¶23 IRWIN, C.J., HODGES, LAVENDER, DOOLIN, HARGRAVE and OPALA, JJ., and CORNISH, Special Judge, concur.
1 14 C.J.S. Section 150.
2 12 O.S.Supp. 1976, Ch. 15, App. 3, Rule 3.13.
3 Berge v. Berge, 189 Colo. 103, 536 P.2d 1135 (1975).
5 Eagle-Picher Mining & Smelting Co. v. Drinkwine, 192 Okl. 662, 141 P.2d 66 (1943).
6 See also Otis Elevator Co. v. Melott, 281 P.2d 408 (Okl. 1955); Gillette Dairy, Inc. v. Hydrotex Industries, Inc., 440 F.2d 969 (8th Cir. 1971).
7 Hancock v. Thigpen, 208 Okl. 595, 256 P.2d 428 (1953); 12 O.S. 1971 § 272 .
9 Schaff v. Richardson, 254 P. 496 (Okl. 1926).
10 Clayton v. McIlrath, 241 Iowa 1162, 44 N.W.2d 741.
11 Gasko v. Gray, 507 P.2d 1231 (Okl. 1972).
12 Wilkerson Motor Co., Inc. v. Johnson, 580 P.2d 505 (Okl. 1978); Hames v. Anderson, 571 P.2d 831 (Okl. 1977); Fields v. Volkswagen of America, Inc., 555 P.2d 48 (Okl. 1976); 20 O.S. 1971 § 3001.1 ; 12 O.S. 1971 § 78 .
13 Wilkerson Motor Co., Inc. v. Johnson, supra; Hames v. Anderson, supra.
SIMMS, J., concurring in part, dissenting in part.
¶1 The Honorable TOM CORNISH was appointed the special judge to fill the vacancy created by the death of WILLIAMS, J.
¶2 SIMMS, Justice, concurring in part, dissenting in part.
¶3 I agree with the majority on the accuracy of Instruction No. 5. Third party negligence does not constitute an affirmative defense; it merely controverts one of plaintiff's essential allegations.
¶4 I respectfully dissent, however, from the majority's treatment of other instructions. Standing alone, Instruction No. 5 is correct, but when coupled with Instruction No. 8, the instructions convey the misleading impression that the jury must make a choice as to whether defendant or a third party was the cause of the accident. As we stated in Dismuke v. Miller, 344 P.2d 1049 (Okl. 1959) regarding the issue of third party negligence:
". . . it would be much better practice to clarify it by an express instruction on the law concerning negligence and causal connection, and thereby expressly inform the jury that even though the third party was negligent . . . the defendants might also be liable if there was concurring negligence on their part." 344 P.2d at 1052.
¶5 When instructions charge the jury to impute negligence inappropriately and suggest that a defendant must be solely negligent to be liable, as they do in the instant case, it is reasonably certain the jury will be misled.

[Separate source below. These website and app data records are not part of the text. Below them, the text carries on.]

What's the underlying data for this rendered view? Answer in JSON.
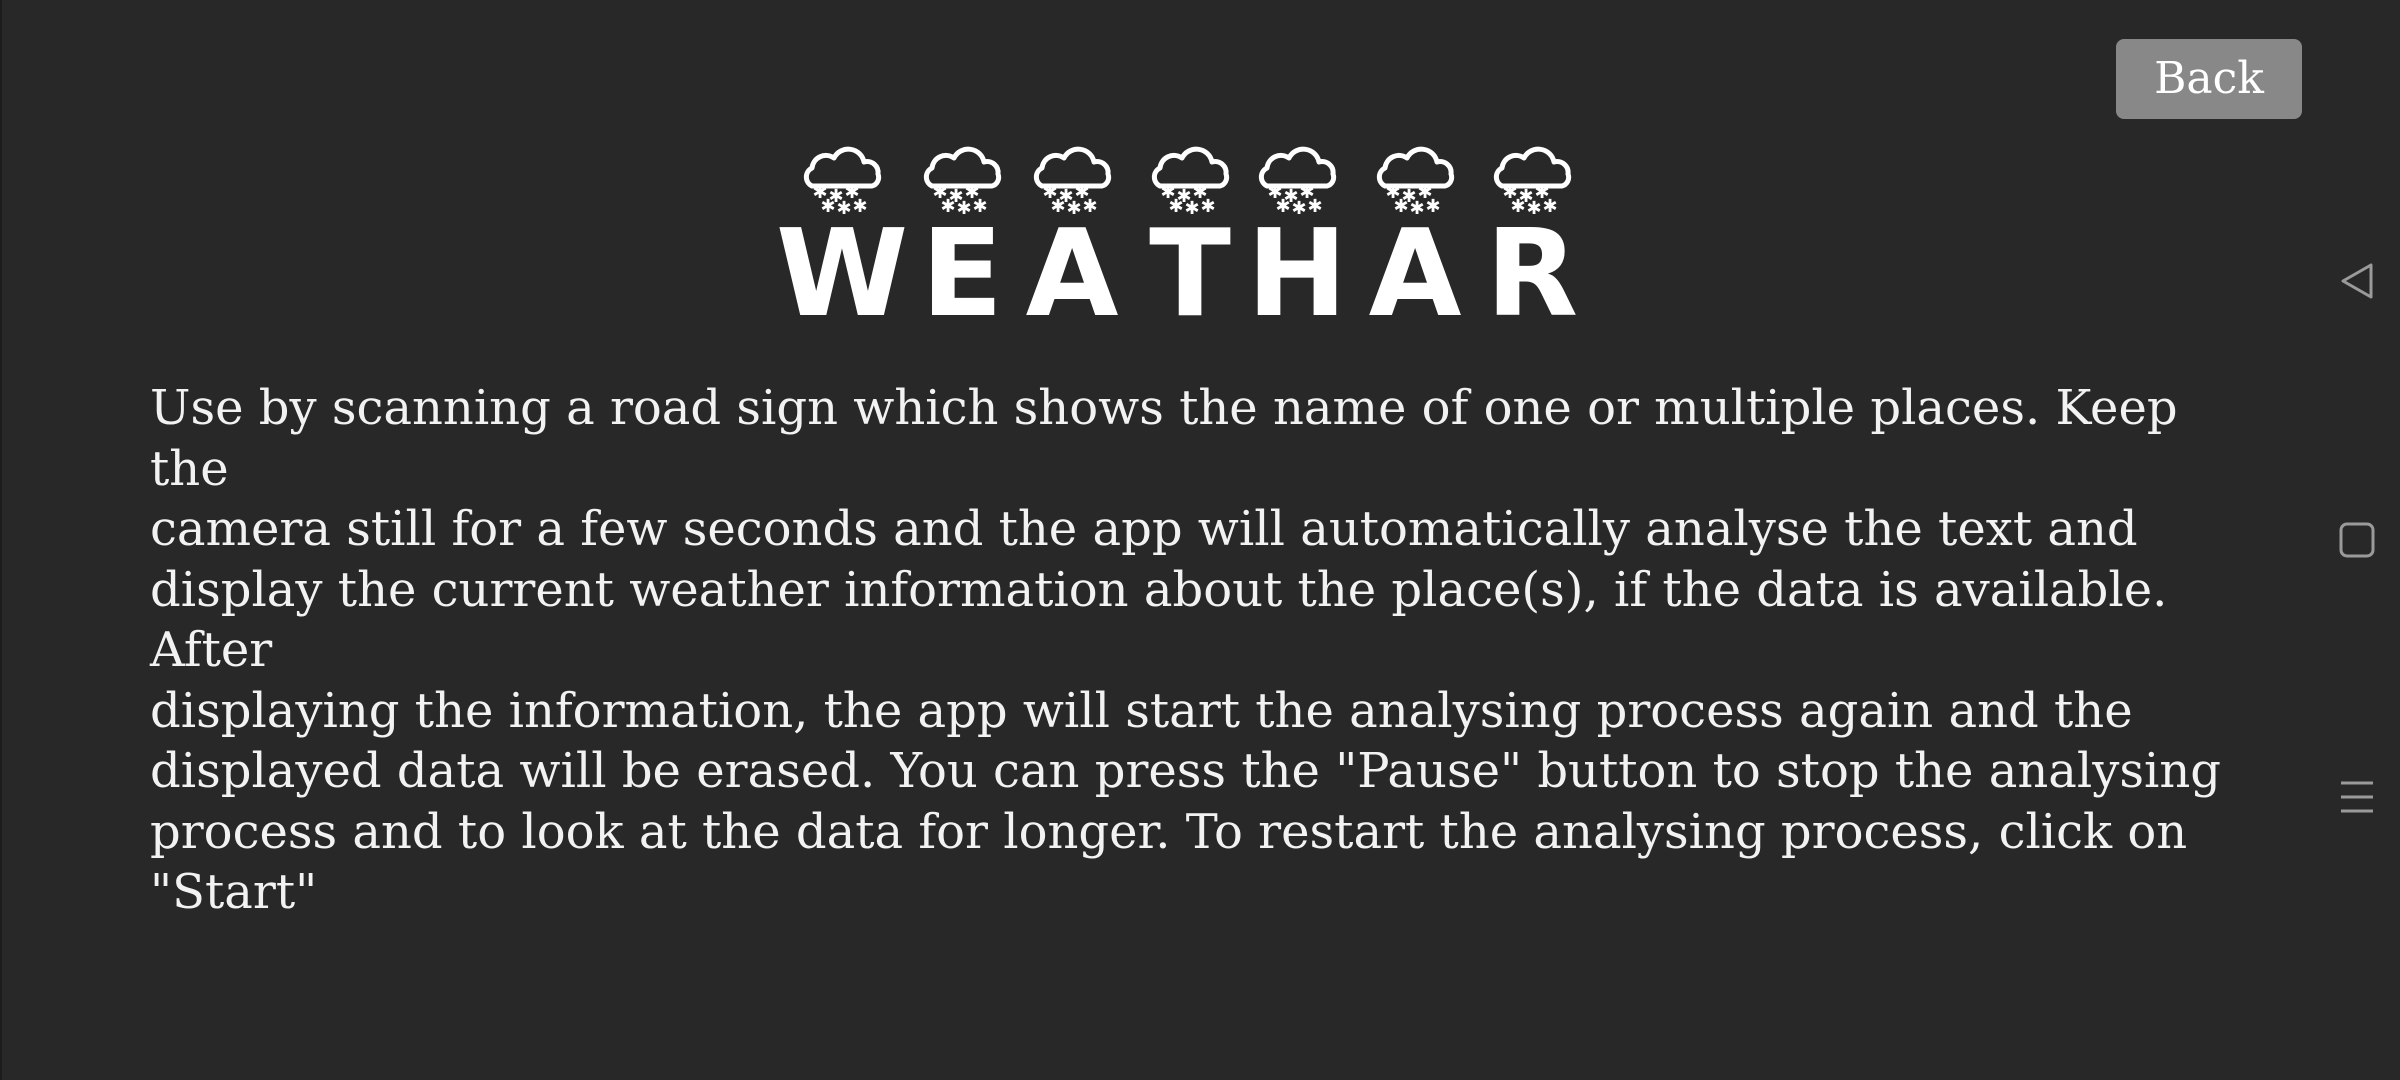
{
  "header": {
    "back_label": "Back",
    "logo_text": "WEATHAR",
    "logo_letters": [
      "W",
      "E",
      "A",
      "T",
      "H",
      "A",
      "R"
    ]
  },
  "main": {
    "description": "Use by scanning a road sign which shows the name of one or multiple places. Keep the\ncamera still for a few seconds and the app will automatically analyse the text and\ndisplay the current weather information about the place(s), if the data is available. After\ndisplaying the information, the app will start the analysing process again and the\ndisplayed data will be erased. You can press the \"Pause\" button to stop the analysing\nprocess and to look at the data for longer. To restart the analysing process, click on\n\"Start\""
  },
  "nav_bar": {
    "icons": [
      "back-triangle-icon",
      "recent-apps-square-icon",
      "menu-lines-icon"
    ]
  },
  "colors": {
    "background": "#282828",
    "button": "#888888",
    "text": "#f2f2f2",
    "nav_icon": "#9a9a9a"
  }
}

¶6 Furthermore, I believe the trial court's Instruction No. 2 advising the jury that plaintiff had "no case" in products liability was prejudicial, especially considering the often intersecting concepts of manufacturers' products liability and negligence. The statement that plaintiff has "no case" in products liability carries with it the suggestion that other aspects of plaintiff's case are also doomed. Such a statement alone, without an accompanying explanation of the continued vitality of plaintiff's case in negligence, singles out and emphasizes a fact to the exclusion of others. The admonition that a certain issue is "withdrawn from consideration" by the jury belongs after a demurrer to the evidence, not as a prelude to numerous jury instructions. In jury instructions emphasis should be placed on the issues presented by the evidence, not on questions of law already decided by the court. Page v. Hardy, 334 P.2d 782 (Okl. 1958).